Stored data:
::::::::

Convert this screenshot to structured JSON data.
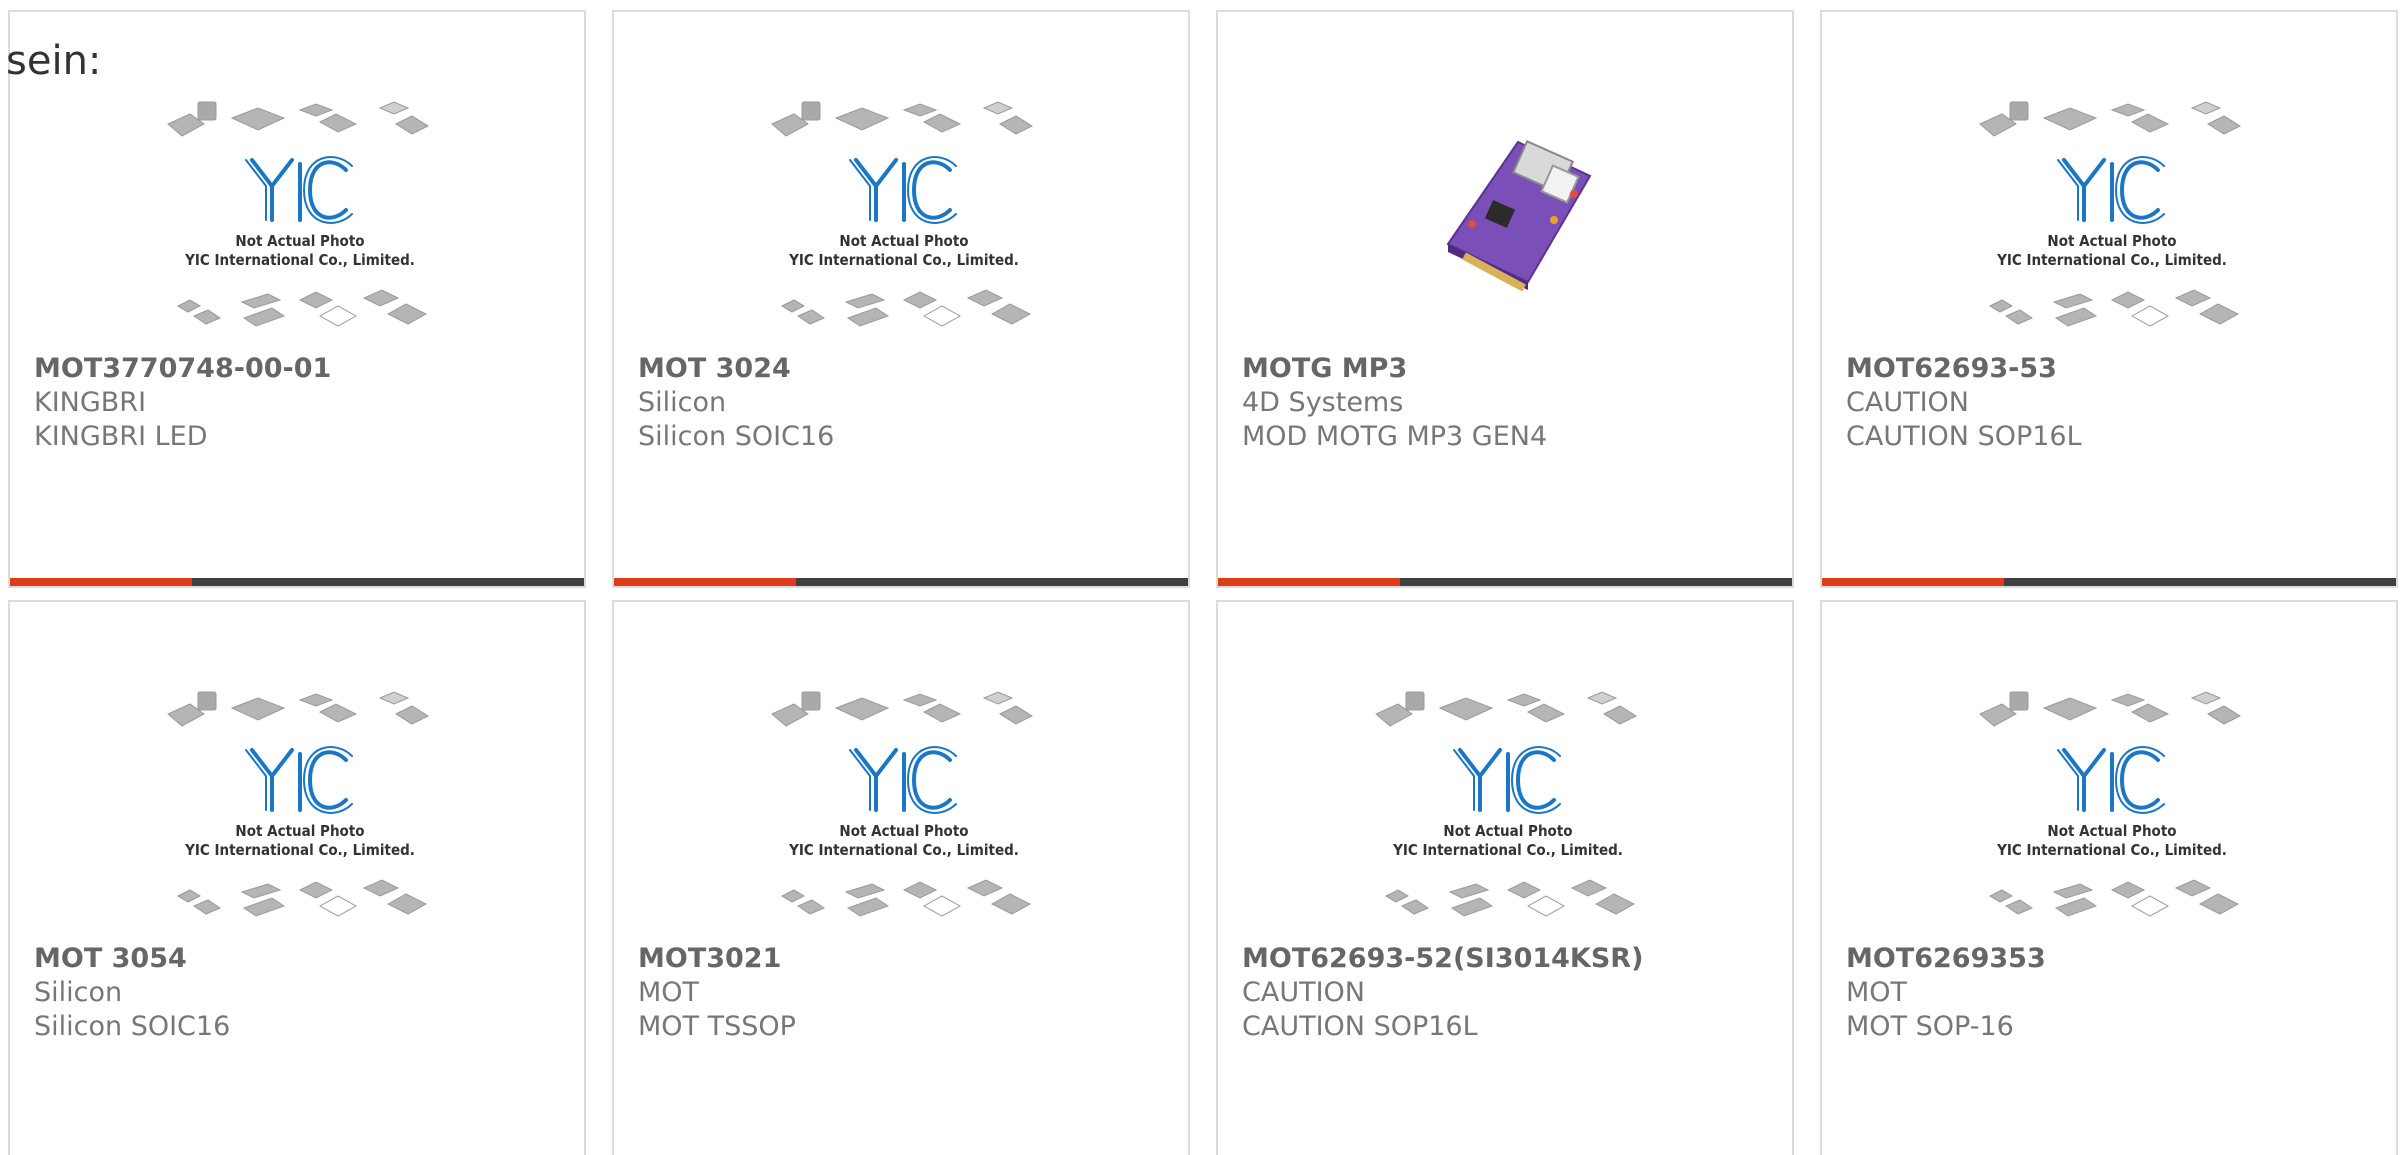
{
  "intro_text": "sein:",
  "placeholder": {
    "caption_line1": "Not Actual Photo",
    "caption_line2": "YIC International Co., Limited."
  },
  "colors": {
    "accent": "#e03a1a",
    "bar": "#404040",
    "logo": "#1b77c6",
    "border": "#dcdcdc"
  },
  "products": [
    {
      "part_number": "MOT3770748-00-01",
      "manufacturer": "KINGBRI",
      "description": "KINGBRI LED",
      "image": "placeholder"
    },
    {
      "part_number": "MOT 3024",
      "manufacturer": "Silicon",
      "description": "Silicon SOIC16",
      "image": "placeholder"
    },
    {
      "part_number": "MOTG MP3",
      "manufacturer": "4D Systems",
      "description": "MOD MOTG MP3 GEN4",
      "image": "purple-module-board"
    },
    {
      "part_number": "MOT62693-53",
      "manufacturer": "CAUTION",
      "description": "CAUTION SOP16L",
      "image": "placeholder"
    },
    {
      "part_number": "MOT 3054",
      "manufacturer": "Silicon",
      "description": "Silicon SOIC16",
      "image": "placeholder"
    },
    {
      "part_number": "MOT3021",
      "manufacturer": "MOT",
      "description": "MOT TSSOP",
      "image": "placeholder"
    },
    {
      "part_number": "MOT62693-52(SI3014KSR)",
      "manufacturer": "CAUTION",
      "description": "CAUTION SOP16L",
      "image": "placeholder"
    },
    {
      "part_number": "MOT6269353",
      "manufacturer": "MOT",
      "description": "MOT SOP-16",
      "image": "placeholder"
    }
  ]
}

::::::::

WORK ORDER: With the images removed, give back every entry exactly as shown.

REPLY TO THE TASK:
Convert this screenshot to structured JSON data.
{
  "intro_text": "sein:",
  "placeholder": {
    "caption_line1": "Not Actual Photo",
    "caption_line2": "YIC International Co., Limited."
  },
  "colors": {
    "accent": "#e03a1a",
    "bar": "#404040",
    "logo": "#1b77c6",
    "border": "#dcdcdc"
  },
  "products": [
    {
      "part_number": "MOT3770748-00-01",
      "manufacturer": "KINGBRI",
      "description": "KINGBRI LED",
      "image": "placeholder"
    },
    {
      "part_number": "MOT 3024",
      "manufacturer": "Silicon",
      "description": "Silicon SOIC16",
      "image": "placeholder"
    },
    {
      "part_number": "MOTG MP3",
      "manufacturer": "4D Systems",
      "description": "MOD MOTG MP3 GEN4",
      "image": "purple-module-board"
    },
    {
      "part_number": "MOT62693-53",
      "manufacturer": "CAUTION",
      "description": "CAUTION SOP16L",
      "image": "placeholder"
    },
    {
      "part_number": "MOT 3054",
      "manufacturer": "Silicon",
      "description": "Silicon SOIC16",
      "image": "placeholder"
    },
    {
      "part_number": "MOT3021",
      "manufacturer": "MOT",
      "description": "MOT TSSOP",
      "image": "placeholder"
    },
    {
      "part_number": "MOT62693-52(SI3014KSR)",
      "manufacturer": "CAUTION",
      "description": "CAUTION SOP16L",
      "image": "placeholder"
    },
    {
      "part_number": "MOT6269353",
      "manufacturer": "MOT",
      "description": "MOT SOP-16",
      "image": "placeholder"
    }
  ]
}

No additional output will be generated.